Just awhile back when I was on the Toronto subway I saw this ad that said, “Why love one but eat the other?” It showed a picture of a dog and a cow, and listed some traits of cows that were similar to dogs. The poster was promoting a vegetarian diet, and persuading viewers to not eat meat. As an owner of a dog, the message from the poster really spoke out to me. So I decided to choose a different type of diet, and I became a vegetarian. Unfortunately, being surrounded by a family that constantly eats meat affected my vegetarian course, so I soon went back to eating meat. Well, not all meat. That is to say, I don’t eat beef anymore, I eat less pork, and I’ve turned to organically farmed meat.

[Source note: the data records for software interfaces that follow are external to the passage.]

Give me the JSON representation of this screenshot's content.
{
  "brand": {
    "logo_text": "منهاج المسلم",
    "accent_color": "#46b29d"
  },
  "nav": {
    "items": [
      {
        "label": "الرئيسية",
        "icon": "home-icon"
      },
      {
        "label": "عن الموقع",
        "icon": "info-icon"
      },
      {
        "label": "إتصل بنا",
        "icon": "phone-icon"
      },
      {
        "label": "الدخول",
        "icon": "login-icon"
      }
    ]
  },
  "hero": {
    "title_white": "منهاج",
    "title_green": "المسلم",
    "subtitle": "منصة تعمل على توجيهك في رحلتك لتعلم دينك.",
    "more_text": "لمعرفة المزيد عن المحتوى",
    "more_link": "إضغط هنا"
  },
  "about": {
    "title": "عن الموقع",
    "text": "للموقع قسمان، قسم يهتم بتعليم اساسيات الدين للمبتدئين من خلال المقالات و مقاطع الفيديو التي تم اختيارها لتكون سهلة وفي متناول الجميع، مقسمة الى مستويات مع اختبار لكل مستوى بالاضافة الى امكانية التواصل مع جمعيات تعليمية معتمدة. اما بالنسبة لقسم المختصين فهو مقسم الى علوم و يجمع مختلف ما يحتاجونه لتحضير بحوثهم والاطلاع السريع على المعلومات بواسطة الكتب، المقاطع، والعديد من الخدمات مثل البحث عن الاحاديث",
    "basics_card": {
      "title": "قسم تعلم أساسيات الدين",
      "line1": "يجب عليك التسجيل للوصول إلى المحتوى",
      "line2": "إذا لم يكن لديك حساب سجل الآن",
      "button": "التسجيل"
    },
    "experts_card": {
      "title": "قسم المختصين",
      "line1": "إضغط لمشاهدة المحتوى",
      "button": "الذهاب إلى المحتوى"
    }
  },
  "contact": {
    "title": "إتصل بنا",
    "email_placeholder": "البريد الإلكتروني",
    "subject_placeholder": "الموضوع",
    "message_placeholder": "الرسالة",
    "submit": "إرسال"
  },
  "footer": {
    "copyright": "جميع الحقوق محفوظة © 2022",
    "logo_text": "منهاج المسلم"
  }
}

Meat is the easiest and fastest way for people to gain protein and iron (Yates-Doerr, 11). Meat is in so much demand that the fastest, easiest and cheapest way to get meat on the market is to kill animals in inhumane ways, to add antibiotics to increase the meat portion, and factory farming. As Emily Yates-Doerr says, “when meat is depicted as an amalgamation of nutrients, the nuances of human/animal relationships and the variations between the specific animal bodies that are eaten, drop out of relevance” (Yates-Doerr, 14). For us, it only seems natural that we buy and eat the meat that is set out for us at places like grocery stores and restaurants. Where it comes from, where it’s been, how it’s made, all fade into the background.
“People everywhere –even those suffering from malnutrition- make decisions about eating on the basis of taste or tradition and not solely on the basis of nutrients, greatly complicating a nutrient-focused notion of what is required to sustain life” (Yates-Doerr, 14). For example, eating a hamburger at McDonalds has become a sort of tradition for many families. Their parents ate there and it’s convenient, so now the children eat there. Taste and tradition continues to overshadow health conscience.
We value our meat but we don’t seem to value the animals we obtain the meat from. These animals are degraded and afflicted continuously because most of us choose to ignore where our meat comes from or how it’s produced. Now, I’m not saying that all meat is factory farmed with inhumane practices. Indeed, there are many farms that value their animals and don’t use antibiotics. Yes, they’re named organic or even halal meat. These words may seem scary, not cool, non-prestigious or not modern. But when you put a little time aside to make this small difference, then, you start making a big change.
Industrial meat that is packaged, branded, and advertised often consists of ingredients that are made from a variety of places and is sent around the globe more than once (Clark, 2004, 4). “We might, then, say punks consider industrial food to be extraordinarily cooked. Punks, in turn, preferentially seek food which tends to be more raw; closer to its wild, ‘organic’” (Clark, 2004, 4). So the next time you want to buy that steak for tonight’s barbeque, take a stand, choose healthy, choose organic, and become a punk because in the end it all comes back to you, the consumer.
Clark, Dylan. “The Raw and the Rotten: Punk Cuisine,” Ethnology (2004): 19-31.
Yates-Doerr, Emily. “Meeting the demand for meat?” Anthropology Today (2012): 11-15.